Army Weight Control Program Glossary
Section I Abbreviations
AD: active duty
ADS: active duty support
ADT: active duty for training
AGR: Active Guard/Reserve
APFT: Army Physical Fitness Test
ARNG: Army National Guard
AWCP: Army Weight Control Program
CG: commanding general
CNGB: Chief, National Guard Bureau
DA: Department of the Army
DODI: Department of Defense instruction
ETS: expiration term of service
HRC: Human Resources Command
IRR: Individual Ready Reserve
MACOM: major Army command
MEB: medical evaluation board
NCO: noncommissioned officer
PCS: permanent change of station
PEB: physical evaluation board
RC: Reserve Component
TDY: temporary duty
TPU: troop program unit
TRADOC: U.S. Army Training and Doctrine Command
USAR: U.S. Army Reserve
Section II Terms
Body composition: The human body is composed of two major elements: lean body mass (which includes muscle, bone, and essential organ tissue) and body fat. Body fat is expressed as a percentage of total body weight that is fat. For example, an individual who weighs 200 pounds and 18 percent body fat has 36 pounds of fat. Women generally have a higher percentage of body fat than men because of genetic and hormonal differences; thus, body fat standards differ among men and women by age groups.
Health care personnel: Trained physicians (military or civilian employees or contract personnel), physician’s assistants, registered nurses, dieticians, and physical/occupational therapists under supervision of the unit surgeon or the commander of the medical treatment facility. For the purpose of this regulation, this term includes personnel of U.S. forces and host nations.
Overweight: A Soldier is considered overweight when his or her percent body fat exceeds the standard specified in paragraph 3–1c of this regulation.

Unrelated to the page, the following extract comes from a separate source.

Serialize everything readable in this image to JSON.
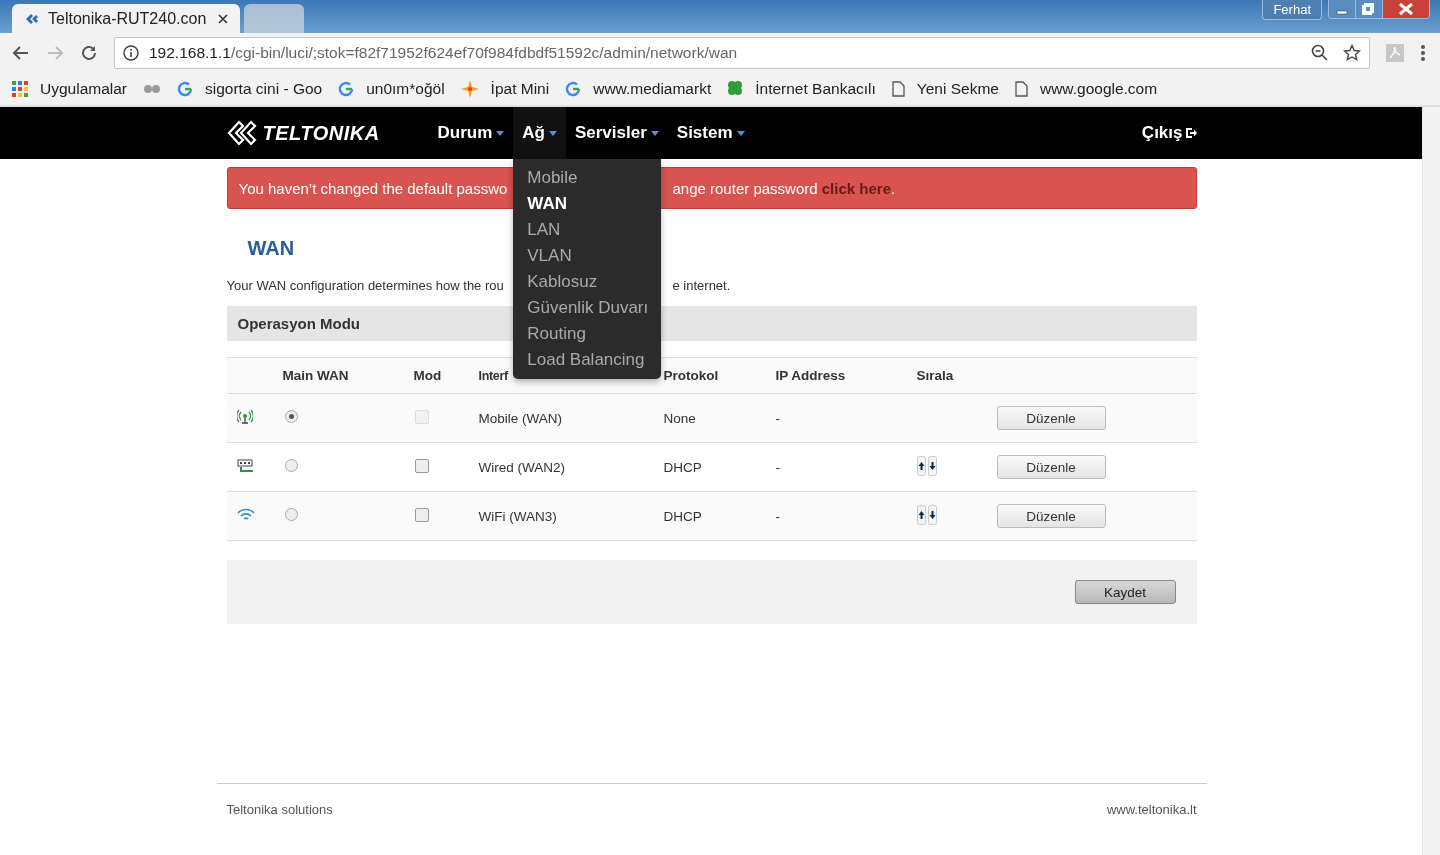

Professional military or civilian schooling: This includes all individual training courses beyond initial entry training. It does not include unit training involving crews and teams. Initial entry training includes basic branch course or equivalent for officers; warrant officer entry course for nonprior service personnel; and basic training, advanced individual training,, one station unit training, and one station training for enlisted personnel.
Satisfactory progress: Progressing toward a point to meet the body fat standards described in paragraph 3–1c. Weight loss of 3 to 8 pounds per month is required for satisfactory progress.
Weight control: An individual program by which each Soldier attains and maintains an acceptable weight and body composition through self-motivation or involvement in an official weight control program.